Connecting the dots packs powerful advice for all of us in the technology industry bookended by the stories of West Virginia, IBM, Wang labs, and JC2 ventures. Since I just finished completed listening to the audio book, here are the things I remember.
- John reviewed and followed up on critical customer situations every day for the 20 years.
- Meeting the customers often, listen to their complaints, needs and feedback. That can guide your acquisition and strategy. Many of the acquisitions were guided the customer needs and suggestions.
- It's time for a change if your company isn't listening to customer complaints. He quit IBM when his boss wasn't listening to customer complaints.
- Quite a good chapter on acquisitions -- Cisco acquired about 180 companies. Only acquire if you have a vision for what you're going to with the product and PEOPLE from that company. A Merger of equals never work.
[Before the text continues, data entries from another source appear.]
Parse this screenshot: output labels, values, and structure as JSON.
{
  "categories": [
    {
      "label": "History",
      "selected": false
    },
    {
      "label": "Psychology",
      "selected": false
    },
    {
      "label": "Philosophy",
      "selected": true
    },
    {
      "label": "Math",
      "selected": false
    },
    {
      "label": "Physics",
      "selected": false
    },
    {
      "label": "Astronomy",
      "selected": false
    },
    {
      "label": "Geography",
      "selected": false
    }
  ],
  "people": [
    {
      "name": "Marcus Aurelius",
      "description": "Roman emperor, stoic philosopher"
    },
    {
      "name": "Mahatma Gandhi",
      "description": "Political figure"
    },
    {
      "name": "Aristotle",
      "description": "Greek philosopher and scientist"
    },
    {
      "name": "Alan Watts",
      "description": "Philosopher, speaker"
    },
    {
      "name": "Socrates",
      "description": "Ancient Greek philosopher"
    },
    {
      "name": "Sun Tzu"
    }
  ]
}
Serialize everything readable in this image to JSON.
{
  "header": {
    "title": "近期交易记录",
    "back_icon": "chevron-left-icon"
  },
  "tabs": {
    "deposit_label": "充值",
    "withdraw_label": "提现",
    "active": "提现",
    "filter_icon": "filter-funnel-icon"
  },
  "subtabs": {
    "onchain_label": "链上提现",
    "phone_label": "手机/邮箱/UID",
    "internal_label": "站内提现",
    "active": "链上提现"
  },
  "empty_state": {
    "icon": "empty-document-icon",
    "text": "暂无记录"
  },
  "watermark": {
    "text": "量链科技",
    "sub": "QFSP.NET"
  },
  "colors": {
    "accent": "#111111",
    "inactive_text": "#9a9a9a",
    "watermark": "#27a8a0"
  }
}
- Cisco is not about the switches or routers, it's "Changing the Way We Live, Work, Play and Learn".
- Look forward. Think tomorrow, not yesterday.
- Re-invent yourself every few years.
- Startups have to make the impossible possible, unimaginable a reality. Not just rip & replace.
- Cybersecurity is a problem. Big problem. For everyone.
- Embrace, drive and create change.
- The world is flat. Really flat, maybe tilting away from the US.
- Digitization has just begun.
- Even with all the advice, recommendations you get, leadership is a lonely place.
- Sometimes, you can be too early for a market (Wang for PC) and consequently, back-off when its time really comes. Timing is important and tricky.
- Leaders without foresight will create a big downfall.
- It's important to be human. He shared his own challenge with dyslexia when he saw a girl having difficulty to speak in front of the class.
- Use play books and checklists for everything. Strategy, sales, acquisitions.
- And he voted for Hillary Clinton.